themselves and their forces to an unknown country. And so, too, what they say about the desolation of the district, and its precipitous and inaccessible character, only serves to bring their untrustworthiness into clearer light. For first, they pass over the fact that the Celts of the Rhone valley had on several occasions before Hannibal came, and that in very recent times, crossed the Alps with large forces, and fought battles with the Romans in alliance with the Celts of the valley of the Padus, as I have already stated. And secondly, they are unaware of the fact that a very numerous tribe of people inhabit the Alps. Accordingly in their ignorance of these facts they take refuge in the assertion that a hero showed Hannibal the way. They are, in fact, in the same case as tragedians, who, beginning with an improbable and impossible plot, are obliged to bring in a deus ex machina to solve the difficulty and end the play. The absurd premises of these historians naturally require some

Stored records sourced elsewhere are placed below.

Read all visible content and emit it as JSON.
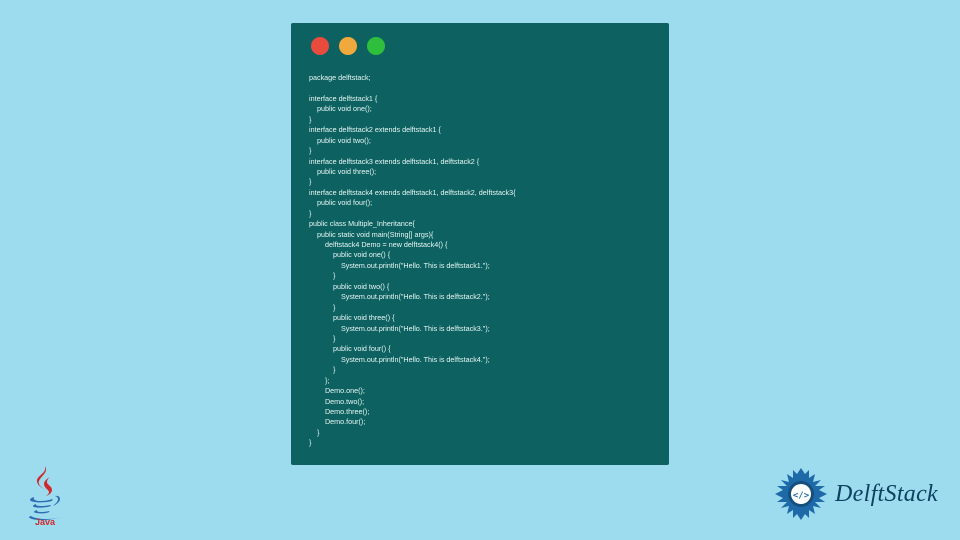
{
  "window": {
    "controls": [
      "red",
      "yellow",
      "green"
    ]
  },
  "code": "package delftstack;\n\ninterface delftstack1 {\n    public void one();\n}\ninterface delftstack2 extends delftstack1 {\n    public void two();\n}\ninterface delftstack3 extends delftstack1, delftstack2 {\n    public void three();\n}\ninterface delftstack4 extends delftstack1, delftstack2, delftstack3{\n    public void four();\n}\npublic class Multiple_Inheritance{\n    public static void main(String[] args){\n        delftstack4 Demo = new delftstack4() {\n            public void one() {\n                System.out.println(\"Hello. This is delftstack1.\");\n            }\n            public void two() {\n                System.out.println(\"Hello. This is delftstack2.\");\n            }\n            public void three() {\n                System.out.println(\"Hello. This is delftstack3.\");\n            }\n            public void four() {\n                System.out.println(\"Hello. This is delftstack4.\");\n            }\n        };\n        Demo.one();\n        Demo.two();\n        Demo.three();\n        Demo.four();\n    }\n}",
  "brand": {
    "java_label": "Java",
    "delft_label": "DelftStack"
  },
  "colors": {
    "page_bg": "#9cdcee",
    "window_bg": "#0d6261",
    "code_fg": "#e8f7f5",
    "red": "#e94b3c",
    "yellow": "#f2a93b",
    "green": "#2fbf3d",
    "delft_blue": "#1e6aa8",
    "delft_text": "#0d4160",
    "java_red": "#cf292e",
    "java_blue": "#2f6db3"
  }
}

Polybius, Histories, book 3, Hannibal Reaches the Plains (search)
e third day after passing the precipitous path just described he reached the plains. From the beginning of his march he had lost many men by the hands of the enemy, and in crossing rivers, and many more on the precipices and dangerous passes of the Alps; and not only men in this last way, but horses and beasts of burden in still greater numbers. The whole march from New Carthage had occupied five months, the actual passage of the Alps fifteen days; and he now boldly entered the valley of the Padus, and the territory of the Insubres, with such of his army as survived, consisting of twelve thousand Libyans and eight thousand Iberians, and not more than six thousand cavalry in all, as he himself distinctly states on the column erected on the promontory of Lacinium to record the numbers. At the same time, as I have before stated, Publius having left his legions under the command of his brother Gnaeus, with orders to prosecute the Iberian campaign and offer an energetic resistance to Hasdr
Polybius, Histories, book 3, A Skirmish Near the Trebia (search)

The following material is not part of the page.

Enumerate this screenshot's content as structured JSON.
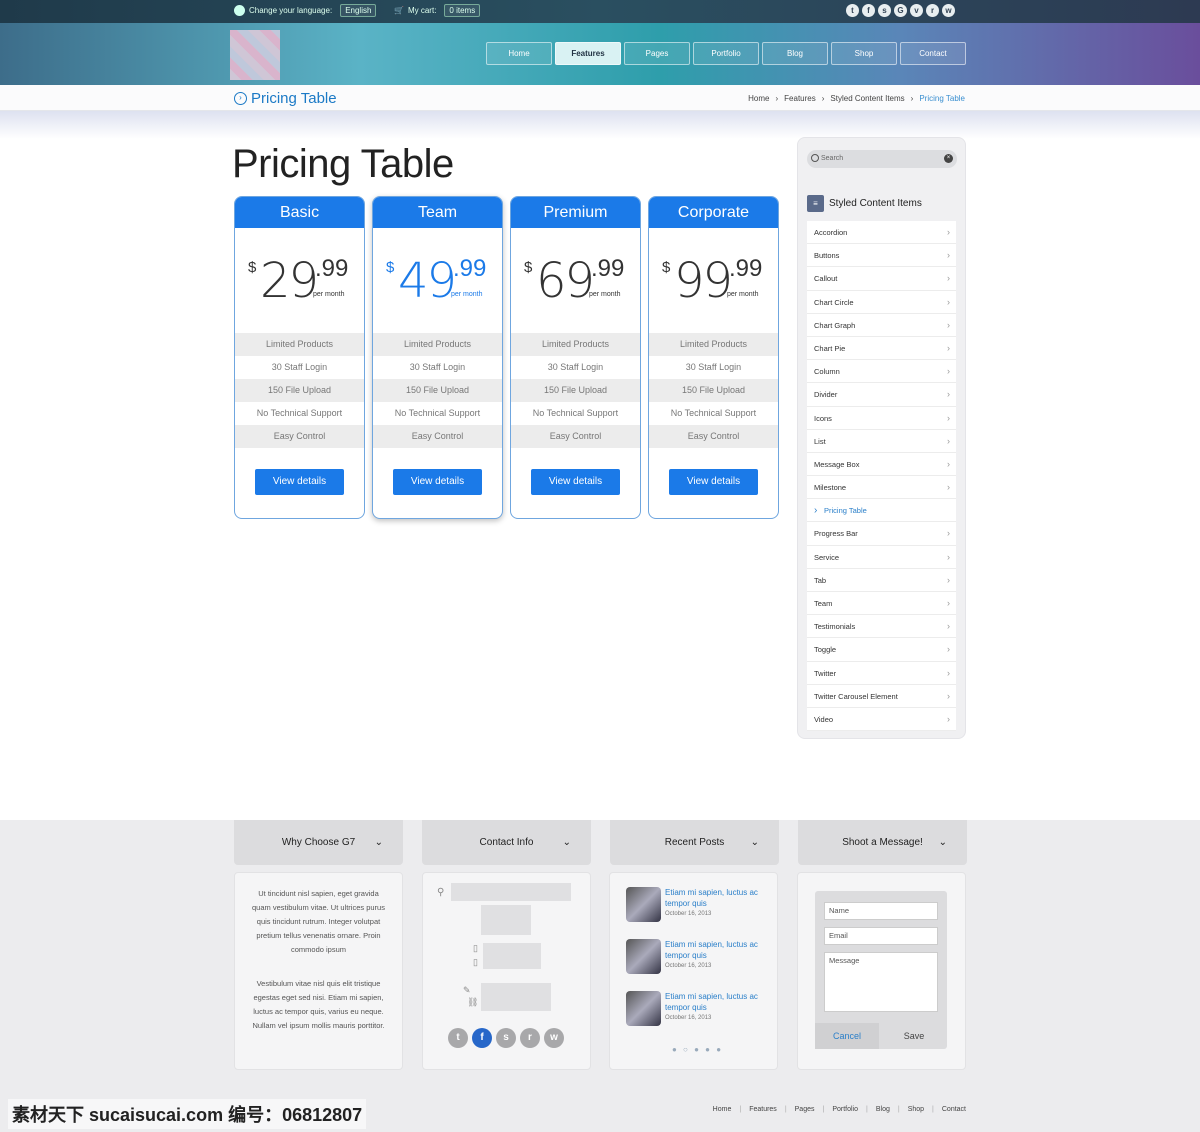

ng them any harm, being desirous of showing by an example the policy he meant to pursue; that those whose present position towards Rome was merely the result of circumstances should not be terrified, and give up hope of being spared by him. The man who betrayed Clastidium to him he treated with extraordinary honour, by way of tempting all men in similar situations of authority to share the prospects of the Carthaginians. But afterwards, finding that certain Celts who lived in the fork of the Padus and the Trebia, while pretending to have made terms with him, were sending messages to the Romans at the same time, believing that they would thus secure themselves from being harmed by either side, he sent two thousand infantry with some Celtic and Numidian cavalry with orders to devastate their territory. This order being executed, and a great booty obtained, the Celts appeared at the Roman camp beseeching their aid. A skirmish favourable to the Romans. Tiberius had been all along looking
Polybius, Histories, book 3, Better Success in Spain (search)

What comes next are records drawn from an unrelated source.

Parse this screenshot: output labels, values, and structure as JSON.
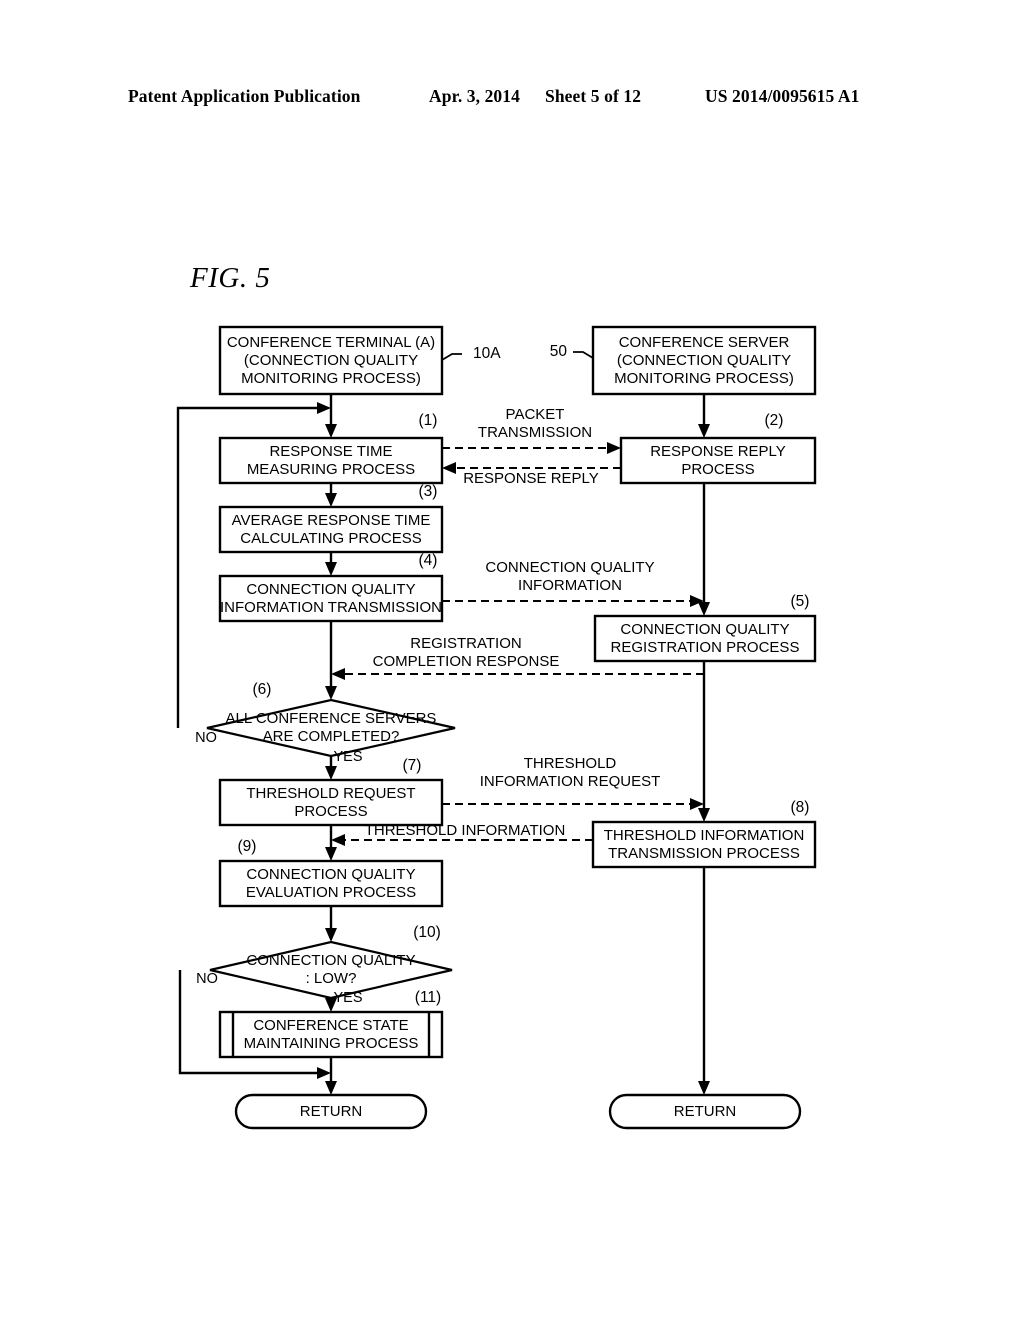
{
  "header": {
    "publication": "Patent Application Publication",
    "date": "Apr. 3, 2014",
    "sheet": "Sheet 5 of 12",
    "patent_number": "US 2014/0095615 A1"
  },
  "figure": {
    "label": "FIG. 5"
  },
  "diagram": {
    "type": "flowchart",
    "lanes": [
      {
        "id": "terminal",
        "ref": "10A",
        "title_line1": "CONFERENCE TERMINAL (A)",
        "title_line2": "(CONNECTION QUALITY",
        "title_line3": "MONITORING PROCESS)"
      },
      {
        "id": "server",
        "ref": "50",
        "title_line1": "CONFERENCE SERVER",
        "title_line2": "(CONNECTION QUALITY",
        "title_line3": "MONITORING PROCESS)"
      }
    ],
    "steps": [
      {
        "num": "(1)",
        "line1": "RESPONSE TIME",
        "line2": "MEASURING PROCESS",
        "lane": "terminal",
        "shape": "process"
      },
      {
        "num": "(2)",
        "line1": "RESPONSE REPLY",
        "line2": "PROCESS",
        "lane": "server",
        "shape": "process"
      },
      {
        "num": "(3)",
        "line1": "AVERAGE RESPONSE TIME",
        "line2": "CALCULATING PROCESS",
        "lane": "terminal",
        "shape": "process"
      },
      {
        "num": "(4)",
        "line1": "CONNECTION QUALITY",
        "line2": "INFORMATION TRANSMISSION",
        "lane": "terminal",
        "shape": "process"
      },
      {
        "num": "(5)",
        "line1": "CONNECTION QUALITY",
        "line2": "REGISTRATION PROCESS",
        "lane": "server",
        "shape": "process"
      },
      {
        "num": "(6)",
        "line1": "ALL CONFERENCE SERVERS",
        "line2": "ARE COMPLETED?",
        "lane": "terminal",
        "shape": "decision",
        "yes": "YES",
        "no": "NO"
      },
      {
        "num": "(7)",
        "line1": "THRESHOLD REQUEST",
        "line2": "PROCESS",
        "lane": "terminal",
        "shape": "process"
      },
      {
        "num": "(8)",
        "line1": "THRESHOLD INFORMATION",
        "line2": "TRANSMISSION PROCESS",
        "lane": "server",
        "shape": "process"
      },
      {
        "num": "(9)",
        "line1": "CONNECTION QUALITY",
        "line2": "EVALUATION PROCESS",
        "lane": "terminal",
        "shape": "process"
      },
      {
        "num": "(10)",
        "line1": "CONNECTION QUALITY",
        "line2": ": LOW?",
        "lane": "terminal",
        "shape": "decision",
        "yes": "YES",
        "no": "NO"
      },
      {
        "num": "(11)",
        "line1": "CONFERENCE STATE",
        "line2": "MAINTAINING PROCESS",
        "lane": "terminal",
        "shape": "predefined"
      }
    ],
    "messages": [
      {
        "id": "packet-transmission",
        "line1": "PACKET",
        "line2": "TRANSMISSION",
        "direction": "terminal-to-server"
      },
      {
        "id": "response-reply",
        "line1": "RESPONSE REPLY",
        "line2": "",
        "direction": "server-to-terminal"
      },
      {
        "id": "connection-quality-information",
        "line1": "CONNECTION QUALITY",
        "line2": "INFORMATION",
        "direction": "terminal-to-server"
      },
      {
        "id": "registration-completion-response",
        "line1": "REGISTRATION",
        "line2": "COMPLETION RESPONSE",
        "direction": "server-to-terminal"
      },
      {
        "id": "threshold-information-request",
        "line1": "THRESHOLD",
        "line2": "INFORMATION REQUEST",
        "direction": "terminal-to-server"
      },
      {
        "id": "threshold-information",
        "line1": "THRESHOLD INFORMATION",
        "line2": "",
        "direction": "server-to-terminal"
      }
    ],
    "terminators": [
      {
        "id": "return-terminal",
        "label": "RETURN",
        "lane": "terminal"
      },
      {
        "id": "return-server",
        "label": "RETURN",
        "lane": "server"
      }
    ]
  }
}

announce that a battle had taken place, but that the storm had deprived them of the victory. For the moment this news was believed at Rome; but when soon afterwards it became known that the Carthaginians were in possession of the Roman camp, and that all the Celts had joined them: while their own troops had abandoned their camp, and, after retiring from the field of battle, were all collected in the neighbouring cities; and were besides being supplied with necessary provisions by sea up the Padus, the Roman people became only too certain of what had really happened in the battle. Winter of B.C. 218-217. Great exertions at Rome to meet the danger. It was a most unexpected reverse, and it forced them at once to urge on with energy the remaining preparations for the war. They reinforced those positions which lay in the way of the enemy's advance; sent legions to Sardinia and Sicily, as well as garrisons to Tarentum, and other places of strategical importance; and, moreover, fitted out a